We might try leaving kids alone and not forcing our fantasies on them. Those fantasies have led us to the state we're in today. Financial meltdown, war, world wide suffering and the destruction of natural foods, clean water and so on. Why do full grown humans insist children pay attention so they might become part of this dysfunctional societal idea? We might learn from children, they might be telling us - it's not worth their attention. We are the ones who need to pay attention - attention to the reality of our situation. Leave children alone and in their natural environment and they'll be just fine. But, first we'll need to restore a natural environment.

Benaiah Marshall
Benaiah Marshall
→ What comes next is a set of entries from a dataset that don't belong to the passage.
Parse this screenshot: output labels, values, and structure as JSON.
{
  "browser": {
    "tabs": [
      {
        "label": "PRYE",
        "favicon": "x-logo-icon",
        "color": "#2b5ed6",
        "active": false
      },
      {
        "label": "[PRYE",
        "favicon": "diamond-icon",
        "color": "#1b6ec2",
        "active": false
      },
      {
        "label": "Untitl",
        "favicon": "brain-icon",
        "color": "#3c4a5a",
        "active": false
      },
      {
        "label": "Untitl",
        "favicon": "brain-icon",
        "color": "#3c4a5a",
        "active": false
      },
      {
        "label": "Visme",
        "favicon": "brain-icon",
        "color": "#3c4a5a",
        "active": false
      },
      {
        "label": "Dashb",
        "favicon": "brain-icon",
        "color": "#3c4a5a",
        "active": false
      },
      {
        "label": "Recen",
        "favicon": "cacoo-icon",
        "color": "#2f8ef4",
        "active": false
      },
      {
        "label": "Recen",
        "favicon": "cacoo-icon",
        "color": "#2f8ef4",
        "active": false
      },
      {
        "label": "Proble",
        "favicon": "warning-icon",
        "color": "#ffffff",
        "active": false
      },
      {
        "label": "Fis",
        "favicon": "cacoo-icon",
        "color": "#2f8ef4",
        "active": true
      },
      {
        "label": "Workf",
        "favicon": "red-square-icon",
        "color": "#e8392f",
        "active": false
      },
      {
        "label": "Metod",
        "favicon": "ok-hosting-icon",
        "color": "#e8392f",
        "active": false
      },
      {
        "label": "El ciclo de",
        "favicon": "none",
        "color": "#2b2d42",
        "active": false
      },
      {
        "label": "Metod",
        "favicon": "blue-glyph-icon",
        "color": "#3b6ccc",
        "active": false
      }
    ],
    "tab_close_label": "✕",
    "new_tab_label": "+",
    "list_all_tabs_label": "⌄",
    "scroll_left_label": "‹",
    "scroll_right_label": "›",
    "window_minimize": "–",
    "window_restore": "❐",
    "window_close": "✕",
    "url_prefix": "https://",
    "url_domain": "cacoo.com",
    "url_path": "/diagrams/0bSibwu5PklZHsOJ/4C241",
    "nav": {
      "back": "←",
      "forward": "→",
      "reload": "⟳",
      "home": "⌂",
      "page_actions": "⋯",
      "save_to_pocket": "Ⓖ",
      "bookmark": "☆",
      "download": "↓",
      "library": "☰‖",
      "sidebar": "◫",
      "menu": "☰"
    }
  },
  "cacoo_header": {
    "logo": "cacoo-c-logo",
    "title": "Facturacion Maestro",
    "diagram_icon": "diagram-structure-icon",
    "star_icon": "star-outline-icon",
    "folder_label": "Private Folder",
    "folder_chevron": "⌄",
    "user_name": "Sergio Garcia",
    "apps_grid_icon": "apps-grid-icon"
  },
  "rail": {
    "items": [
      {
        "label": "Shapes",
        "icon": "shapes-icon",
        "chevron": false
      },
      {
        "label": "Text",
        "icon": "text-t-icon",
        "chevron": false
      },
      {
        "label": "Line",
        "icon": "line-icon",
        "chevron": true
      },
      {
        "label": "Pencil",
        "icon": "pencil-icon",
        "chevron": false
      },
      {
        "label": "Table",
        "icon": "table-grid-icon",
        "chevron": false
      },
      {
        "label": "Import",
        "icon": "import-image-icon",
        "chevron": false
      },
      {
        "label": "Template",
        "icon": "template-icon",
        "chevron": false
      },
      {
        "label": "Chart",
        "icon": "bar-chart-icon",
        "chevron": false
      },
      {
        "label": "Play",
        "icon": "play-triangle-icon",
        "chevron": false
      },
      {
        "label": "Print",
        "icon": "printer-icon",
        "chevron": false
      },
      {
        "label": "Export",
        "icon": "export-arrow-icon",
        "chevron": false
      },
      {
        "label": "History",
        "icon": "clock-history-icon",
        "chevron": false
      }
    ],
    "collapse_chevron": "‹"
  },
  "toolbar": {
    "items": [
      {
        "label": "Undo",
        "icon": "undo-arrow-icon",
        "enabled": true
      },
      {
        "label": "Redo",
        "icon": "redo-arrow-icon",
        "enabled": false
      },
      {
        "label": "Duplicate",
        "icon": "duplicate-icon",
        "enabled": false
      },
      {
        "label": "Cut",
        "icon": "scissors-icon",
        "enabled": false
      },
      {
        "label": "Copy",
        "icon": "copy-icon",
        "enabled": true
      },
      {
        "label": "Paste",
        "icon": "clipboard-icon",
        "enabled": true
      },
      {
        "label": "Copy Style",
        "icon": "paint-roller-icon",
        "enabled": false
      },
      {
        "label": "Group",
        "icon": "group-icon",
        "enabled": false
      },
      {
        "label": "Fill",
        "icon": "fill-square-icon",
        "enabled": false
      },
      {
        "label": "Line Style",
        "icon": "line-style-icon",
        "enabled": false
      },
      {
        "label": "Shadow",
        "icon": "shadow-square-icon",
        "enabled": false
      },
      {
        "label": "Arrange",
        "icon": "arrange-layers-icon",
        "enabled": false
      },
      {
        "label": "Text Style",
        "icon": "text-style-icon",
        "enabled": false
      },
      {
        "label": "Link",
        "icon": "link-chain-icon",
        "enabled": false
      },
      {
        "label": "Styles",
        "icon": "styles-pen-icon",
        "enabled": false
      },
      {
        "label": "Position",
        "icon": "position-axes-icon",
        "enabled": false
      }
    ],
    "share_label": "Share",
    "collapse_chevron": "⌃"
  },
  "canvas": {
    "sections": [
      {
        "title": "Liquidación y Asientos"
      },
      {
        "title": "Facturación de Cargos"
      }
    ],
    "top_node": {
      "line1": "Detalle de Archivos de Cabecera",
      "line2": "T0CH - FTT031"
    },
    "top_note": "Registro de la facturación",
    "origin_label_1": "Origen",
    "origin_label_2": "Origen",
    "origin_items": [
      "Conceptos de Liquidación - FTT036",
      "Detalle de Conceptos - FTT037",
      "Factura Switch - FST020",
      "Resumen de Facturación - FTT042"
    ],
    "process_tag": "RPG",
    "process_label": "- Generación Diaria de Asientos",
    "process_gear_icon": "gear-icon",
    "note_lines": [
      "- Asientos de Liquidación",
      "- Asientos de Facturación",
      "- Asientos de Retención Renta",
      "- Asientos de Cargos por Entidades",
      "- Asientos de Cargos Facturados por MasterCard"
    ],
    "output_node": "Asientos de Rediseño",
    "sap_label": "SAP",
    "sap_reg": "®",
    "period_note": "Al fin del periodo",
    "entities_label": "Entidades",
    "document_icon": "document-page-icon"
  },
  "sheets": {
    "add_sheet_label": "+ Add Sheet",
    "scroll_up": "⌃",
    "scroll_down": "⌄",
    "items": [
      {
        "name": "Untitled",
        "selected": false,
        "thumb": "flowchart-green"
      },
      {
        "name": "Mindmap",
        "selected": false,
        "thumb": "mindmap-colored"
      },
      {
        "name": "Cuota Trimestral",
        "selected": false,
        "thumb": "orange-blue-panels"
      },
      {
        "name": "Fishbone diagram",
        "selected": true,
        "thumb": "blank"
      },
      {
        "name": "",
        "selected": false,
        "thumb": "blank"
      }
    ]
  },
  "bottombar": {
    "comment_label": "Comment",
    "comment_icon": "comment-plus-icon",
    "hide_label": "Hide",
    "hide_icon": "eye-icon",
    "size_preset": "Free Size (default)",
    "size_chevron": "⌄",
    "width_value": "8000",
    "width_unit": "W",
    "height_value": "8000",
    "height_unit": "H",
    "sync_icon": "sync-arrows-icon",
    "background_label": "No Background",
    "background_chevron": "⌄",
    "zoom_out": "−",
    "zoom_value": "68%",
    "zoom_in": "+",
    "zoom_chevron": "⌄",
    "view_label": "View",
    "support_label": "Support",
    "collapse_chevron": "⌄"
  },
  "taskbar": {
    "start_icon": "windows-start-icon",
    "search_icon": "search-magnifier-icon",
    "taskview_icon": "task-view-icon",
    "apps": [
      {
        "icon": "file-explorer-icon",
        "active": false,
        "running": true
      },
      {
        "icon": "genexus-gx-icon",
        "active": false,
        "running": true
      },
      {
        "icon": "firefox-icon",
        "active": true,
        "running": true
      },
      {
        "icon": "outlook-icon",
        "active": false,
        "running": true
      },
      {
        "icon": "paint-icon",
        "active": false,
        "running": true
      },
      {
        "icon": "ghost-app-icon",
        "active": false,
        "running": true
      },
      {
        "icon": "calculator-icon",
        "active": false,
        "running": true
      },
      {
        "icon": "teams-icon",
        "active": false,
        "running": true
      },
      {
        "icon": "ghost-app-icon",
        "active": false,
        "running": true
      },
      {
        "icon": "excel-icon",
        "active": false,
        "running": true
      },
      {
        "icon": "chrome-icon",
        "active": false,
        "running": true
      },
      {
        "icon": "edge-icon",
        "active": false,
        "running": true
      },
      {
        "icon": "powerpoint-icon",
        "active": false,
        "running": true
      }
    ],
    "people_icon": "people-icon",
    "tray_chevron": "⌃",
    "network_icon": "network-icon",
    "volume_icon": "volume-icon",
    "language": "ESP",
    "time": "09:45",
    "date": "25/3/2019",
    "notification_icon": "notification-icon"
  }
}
John- Explain to me on how you have become the leader in the diagnosis of an ADHD sufferer? Your argument is that of a biased and uninformed casual naysayer. You say that you are a formal principal and therefore, you have had access to the first hand nature of children struggling with ADHD. For you to make a blanket statement saying that it is not a disorder, just goes to show everyone what is wrong with our you and our educators. I assume that you are of the thought that if a child is not "paying attention" that a sharp word and or discipline would be the best course of action in order to "bring their attention" back. You're wrong sir. You say that attention is a "learned skill". That statement reaks more of personal opinion then a cold hard fact. I challenge you to try to explain your hypothosis to a person who can not control their impulsive mind wanderings. Try to explain that to a child that can't control the amount of daydreaming that they do. Try to explain that to the child, on a strict sugar diet regimen, who cannot control their ability to sit still. It is not so much that we CAN'T pay attention, it is that when we are paying attention, our attention my be diverted to something else that grabs it. I am extremely excited that you have put your nonsensical ramblings and inaccuracies into print to show America first hand, how uneducated an educator in our schools systems can actually be. Before you judge our children, please try to learn how to understand and care about them.

john glennon
john glennon

Labeling ADHD a 'disorder' is tragic and is probably no more a disorder than being left or right handed. We are all born with certain traits, characteristics, and other genetic endowments. How those are expressed is closely related to our environment (see epigenetic theory). We have forgotten, as a society, that attention is a learned skill. Because of our genetic endowment, the ability to attend varies with each individual; some individuals have greater capacity than others, but everyone can learn to improve attention. Everyone. If attention difficulties vastly affect one's life, perhaps it should be labeled a disorder, but that would mean that very few people would be diagnosed. That of course would prevent the pharmaceutical companies from selling vast amounts of ADHD medication -- more in the US than any other nation on the planet. As a former elementary school principal, I am quite aware that attention difficulties are just the tip of the iceberg. ADHD children can't filter out distractions, finish tasks on-time, use their memory optimally, etc. A pill doesn't teach these skills, but as an educator, I can. I found and used Play Attention (www.playattention.com) and ADHD Nanny (www.adhdnanny.com). We've been very successful with these approaches. Happy parents, better grades, and better students. It's just important to know that medicine teaches nothing. Parents and teachers must actively participate to help change a child's life.